** Opening MATERIAL PROVIDED block **

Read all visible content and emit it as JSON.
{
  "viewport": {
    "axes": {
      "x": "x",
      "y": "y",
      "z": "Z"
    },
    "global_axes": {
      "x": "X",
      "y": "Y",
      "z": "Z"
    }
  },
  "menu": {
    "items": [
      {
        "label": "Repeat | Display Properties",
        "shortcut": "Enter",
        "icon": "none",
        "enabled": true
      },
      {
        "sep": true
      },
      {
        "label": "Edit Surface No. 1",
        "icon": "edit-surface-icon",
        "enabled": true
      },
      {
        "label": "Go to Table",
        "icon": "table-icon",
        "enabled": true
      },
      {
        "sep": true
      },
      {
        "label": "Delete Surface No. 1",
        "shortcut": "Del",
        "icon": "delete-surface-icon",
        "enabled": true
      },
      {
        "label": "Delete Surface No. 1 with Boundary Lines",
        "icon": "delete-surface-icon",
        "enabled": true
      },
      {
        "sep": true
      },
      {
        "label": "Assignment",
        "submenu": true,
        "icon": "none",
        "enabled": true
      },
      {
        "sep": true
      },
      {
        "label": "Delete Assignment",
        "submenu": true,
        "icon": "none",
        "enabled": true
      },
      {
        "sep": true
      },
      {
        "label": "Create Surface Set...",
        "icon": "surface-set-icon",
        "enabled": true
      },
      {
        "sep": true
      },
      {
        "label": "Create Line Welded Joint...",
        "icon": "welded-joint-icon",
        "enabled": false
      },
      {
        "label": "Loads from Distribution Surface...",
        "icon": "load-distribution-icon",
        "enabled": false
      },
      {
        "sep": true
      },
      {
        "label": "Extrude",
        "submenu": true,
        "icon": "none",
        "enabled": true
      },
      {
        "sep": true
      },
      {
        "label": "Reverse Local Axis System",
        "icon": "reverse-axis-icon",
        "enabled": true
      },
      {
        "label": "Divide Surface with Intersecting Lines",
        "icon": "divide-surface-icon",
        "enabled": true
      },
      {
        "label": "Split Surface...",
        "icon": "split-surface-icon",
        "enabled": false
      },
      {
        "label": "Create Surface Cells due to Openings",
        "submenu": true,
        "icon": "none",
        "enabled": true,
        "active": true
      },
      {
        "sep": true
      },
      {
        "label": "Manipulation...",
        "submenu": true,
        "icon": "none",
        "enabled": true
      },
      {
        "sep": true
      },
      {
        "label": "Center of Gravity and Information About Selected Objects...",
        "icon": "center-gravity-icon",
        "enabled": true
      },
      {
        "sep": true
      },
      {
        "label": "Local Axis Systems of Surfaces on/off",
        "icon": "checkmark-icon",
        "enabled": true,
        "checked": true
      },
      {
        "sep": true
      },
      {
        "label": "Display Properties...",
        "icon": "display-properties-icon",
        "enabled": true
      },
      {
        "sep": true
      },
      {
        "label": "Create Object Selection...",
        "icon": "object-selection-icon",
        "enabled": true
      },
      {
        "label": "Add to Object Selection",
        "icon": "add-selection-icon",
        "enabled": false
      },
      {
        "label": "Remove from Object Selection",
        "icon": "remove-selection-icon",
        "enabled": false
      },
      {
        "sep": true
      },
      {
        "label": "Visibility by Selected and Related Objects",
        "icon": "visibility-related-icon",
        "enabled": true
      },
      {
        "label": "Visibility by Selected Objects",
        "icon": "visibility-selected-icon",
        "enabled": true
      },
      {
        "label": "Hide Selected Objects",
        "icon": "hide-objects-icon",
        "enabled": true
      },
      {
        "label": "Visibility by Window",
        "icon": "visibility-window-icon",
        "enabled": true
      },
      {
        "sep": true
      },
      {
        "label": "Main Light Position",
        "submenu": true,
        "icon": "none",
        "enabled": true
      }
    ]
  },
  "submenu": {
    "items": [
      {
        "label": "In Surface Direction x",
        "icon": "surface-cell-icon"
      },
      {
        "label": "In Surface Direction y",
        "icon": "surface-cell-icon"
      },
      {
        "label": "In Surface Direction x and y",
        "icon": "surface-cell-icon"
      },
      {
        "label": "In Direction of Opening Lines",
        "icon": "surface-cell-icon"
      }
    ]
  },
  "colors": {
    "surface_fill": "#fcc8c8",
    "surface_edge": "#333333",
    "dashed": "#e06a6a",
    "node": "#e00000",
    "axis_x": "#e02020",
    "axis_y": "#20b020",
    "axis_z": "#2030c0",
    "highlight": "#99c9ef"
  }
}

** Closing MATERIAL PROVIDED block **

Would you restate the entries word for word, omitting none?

Read all visible content and emit it as JSON.
{
  "viewport": {
    "axes": {
      "x": "x",
      "y": "y",
      "z": "Z"
    },
    "global_axes": {
      "x": "X",
      "y": "Y",
      "z": "Z"
    }
  },
  "menu": {
    "items": [
      {
        "label": "Repeat | Display Properties",
        "shortcut": "Enter",
        "icon": "none",
        "enabled": true
      },
      {
        "sep": true
      },
      {
        "label": "Edit Surface No. 1",
        "icon": "edit-surface-icon",
        "enabled": true
      },
      {
        "label": "Go to Table",
        "icon": "table-icon",
        "enabled": true
      },
      {
        "sep": true
      },
      {
        "label": "Delete Surface No. 1",
        "shortcut": "Del",
        "icon": "delete-surface-icon",
        "enabled": true
      },
      {
        "label": "Delete Surface No. 1 with Boundary Lines",
        "icon": "delete-surface-icon",
        "enabled": true
      },
      {
        "sep": true
      },
      {
        "label": "Assignment",
        "submenu": true,
        "icon": "none",
        "enabled": true
      },
      {
        "sep": true
      },
      {
        "label": "Delete Assignment",
        "submenu": true,
        "icon": "none",
        "enabled": true
      },
      {
        "sep": true
      },
      {
        "label": "Create Surface Set...",
        "icon": "surface-set-icon",
        "enabled": true
      },
      {
        "sep": true
      },
      {
        "label": "Create Line Welded Joint...",
        "icon": "welded-joint-icon",
        "enabled": false
      },
      {
        "label": "Loads from Distribution Surface...",
        "icon": "load-distribution-icon",
        "enabled": false
      },
      {
        "sep": true
      },
      {
        "label": "Extrude",
        "submenu": true,
        "icon": "none",
        "enabled": true
      },
      {
        "sep": true
      },
      {
        "label": "Reverse Local Axis System",
        "icon": "reverse-axis-icon",
        "enabled": true
      },
      {
        "label": "Divide Surface with Intersecting Lines",
        "icon": "divide-surface-icon",
        "enabled": true
      },
      {
        "label": "Split Surface...",
        "icon": "split-surface-icon",
        "enabled": false
      },
      {
        "label": "Create Surface Cells due to Openings",
        "submenu": true,
        "icon": "none",
        "enabled": true,
        "active": true
      },
      {
        "sep": true
      },
      {
        "label": "Manipulation...",
        "submenu": true,
        "icon": "none",
        "enabled": true
      },
      {
        "sep": true
      },
      {
        "label": "Center of Gravity and Information About Selected Objects...",
        "icon": "center-gravity-icon",
        "enabled": true
      },
      {
        "sep": true
      },
      {
        "label": "Local Axis Systems of Surfaces on/off",
        "icon": "checkmark-icon",
        "enabled": true,
        "checked": true
      },
      {
        "sep": true
      },
      {
        "label": "Display Properties...",
        "icon": "display-properties-icon",
        "enabled": true
      },
      {
        "sep": true
      },
      {
        "label": "Create Object Selection...",
        "icon": "object-selection-icon",
        "enabled": true
      },
      {
        "label": "Add to Object Selection",
        "icon": "add-selection-icon",
        "enabled": false
      },
      {
        "label": "Remove from Object Selection",
        "icon": "remove-selection-icon",
        "enabled": false
      },
      {
        "sep": true
      },
      {
        "label": "Visibility by Selected and Related Objects",
        "icon": "visibility-related-icon",
        "enabled": true
      },
      {
        "label": "Visibility by Selected Objects",
        "icon": "visibility-selected-icon",
        "enabled": true
      },
      {
        "label": "Hide Selected Objects",
        "icon": "hide-objects-icon",
        "enabled": true
      },
      {
        "label": "Visibility by Window",
        "icon": "visibility-window-icon",
        "enabled": true
      },
      {
        "sep": true
      },
      {
        "label": "Main Light Position",
        "submenu": true,
        "icon": "none",
        "enabled": true
      }
    ]
  },
  "submenu": {
    "items": [
      {
        "label": "In Surface Direction x",
        "icon": "surface-cell-icon"
      },
      {
        "label": "In Surface Direction y",
        "icon": "surface-cell-icon"
      },
      {
        "label": "In Surface Direction x and y",
        "icon": "surface-cell-icon"
      },
      {
        "label": "In Direction of Opening Lines",
        "icon": "surface-cell-icon"
      }
    ]
  },
  "colors": {
    "surface_fill": "#fcc8c8",
    "surface_edge": "#333333",
    "dashed": "#e06a6a",
    "node": "#e00000",
    "axis_x": "#e02020",
    "axis_y": "#20b020",
    "axis_z": "#2030c0",
    "highlight": "#99c9ef"
  }
}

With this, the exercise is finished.